Houston has become a less-friendly environment for homebuyers in recent years. After a month of decreased sales volume halted a 13-month run of positive growth in Houston’s housing market, sales rose again in August: The median sales price for a single-family home rose 15.2% year-over-year, according to the Houston Association of Realtors. And with that market activity comes the threat of displacement of low-income homeowners across the city.
The nonprofit Houston Community Land Trust, which recently closed on its 50th house after forming in 2018, hopes to stave off that gentrification by helping low-income Houstonians buy homes and keep them affordable, despite market pressures.
Houston Public Media spoke with Executive Director Ashley Allen about how the group is tackling issues like gentrification, rising home prices and low rates of homeownership among Black Houstonians.
The below interview has been edited for length and clarity.
How did the Houston Community Land Trust get started? What makes it different from other affordable housing efforts in Houston?
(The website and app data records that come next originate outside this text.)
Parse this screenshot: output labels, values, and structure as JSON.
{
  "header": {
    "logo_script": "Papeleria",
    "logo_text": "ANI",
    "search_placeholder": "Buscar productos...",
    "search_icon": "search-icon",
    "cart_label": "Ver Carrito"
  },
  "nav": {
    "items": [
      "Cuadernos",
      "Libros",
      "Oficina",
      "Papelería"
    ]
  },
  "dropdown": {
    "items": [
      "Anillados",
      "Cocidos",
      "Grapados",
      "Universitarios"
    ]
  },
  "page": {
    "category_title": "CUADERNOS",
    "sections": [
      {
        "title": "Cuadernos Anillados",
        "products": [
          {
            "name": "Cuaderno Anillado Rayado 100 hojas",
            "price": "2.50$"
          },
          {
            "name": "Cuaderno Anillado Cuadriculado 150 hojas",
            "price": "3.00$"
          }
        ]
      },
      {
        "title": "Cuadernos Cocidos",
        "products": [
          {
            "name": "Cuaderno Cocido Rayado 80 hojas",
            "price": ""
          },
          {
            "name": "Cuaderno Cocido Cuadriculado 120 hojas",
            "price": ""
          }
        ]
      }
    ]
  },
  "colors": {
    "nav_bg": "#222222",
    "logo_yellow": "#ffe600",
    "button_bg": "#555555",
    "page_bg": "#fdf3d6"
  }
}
Before the CLT got started there was a lot of organizing and activism around long-term solutions for affordable housing, and thinking about, “how are we going to meet the need and demand?” And so neighborhoods like Third Ward, Independence Heights, East End, they really were focused on, “how do we preserve our community?” Because we know that the gentrification is coming.
If you’re familiar with most housing programs, they provide $20,000-$30,000, maybe $40,000. But it’s usually only good for that one family, because after five years, that 30 or 40 is forgiven and the buyer can sell on a traditional market, meaning it’s no longer affordable. And so there was never a net gain of affordable units. It was: some come into the market, and then after that family decides to move and sell it, we lose it to the market. So they were trying to think of ways to be able to preserve it long term and really fight for the community.
With the CLT, the buyer owns the home and leases the land in exchange for significant subsidy and making it truly affordable. And then when they sell the home, it is sold at a restricted resale price so that another family can then benefit from an affordable home. And we’re particularly talking about families and individuals that normally would not be able to purchase a home in the traditional housing market.
You mentioned that community activism has laid the groundwork for this work in Houston. Where did the idea of community land trusts originate?
I was lucky enough to be actually on a panel earlier today with the founder, one of the founders of the first deal to use the new community CLT in Albany, Georgia. And it started because African American farmers were being displaced and kicked off their land and harmed because of their activism in the civil rights movement. What the farmers did back in the 60s was to own collectively and create a collective community for African American farmers so they could keep their land, and so that they were stronger because they work together. And so that idea of collective ownership still goes on today in new communities, and they have a huge farm in Albany, Georgia that took years to kind of develop and maintain itself.
But that’s where that idea came from was the oppression and understanding that they couldn’t do it alone.
And we’re seeing that here in Houston. Particularly, Black communities are gentrifying, and people are being displaced. So the tradition of advocacy and community organizing is the root of the community land trust model, and making sure that those who are most disenfranchised know how to say it.
It's really interesting to see something with a lot of history in rural areas is being utilized in urban centers like Houston. When it comes to the Houston Community Land Trust, I'm wondering: what are some of the plans and goals for the future of it?
Ultimately, we want to meet our goal of getting to 1,000 CLT single-family homes, but also utilizing the CLT in various ways outside the single family model.
So that could include affordable rentals in areas, green spaces — we believe that preserving green spaces is essential to creating community, maintaining community, and it contributes to health. So we want to make sure that's happening. Economic development, by supporting the affordability of commercial spaces so that small businesses are not victims, again, of displacement in their communities. As the community develops, the rent gets higher, the small businesses can’t afford the higher rent, but we can use the land trust for commercial spaces as well.
We want to continue to create affordable single-family homes, and make sure that we’re addressing kind of a big issue is right now, which is increasing black homeownership, decreasing that wealth gap. And I think this is a way to do that.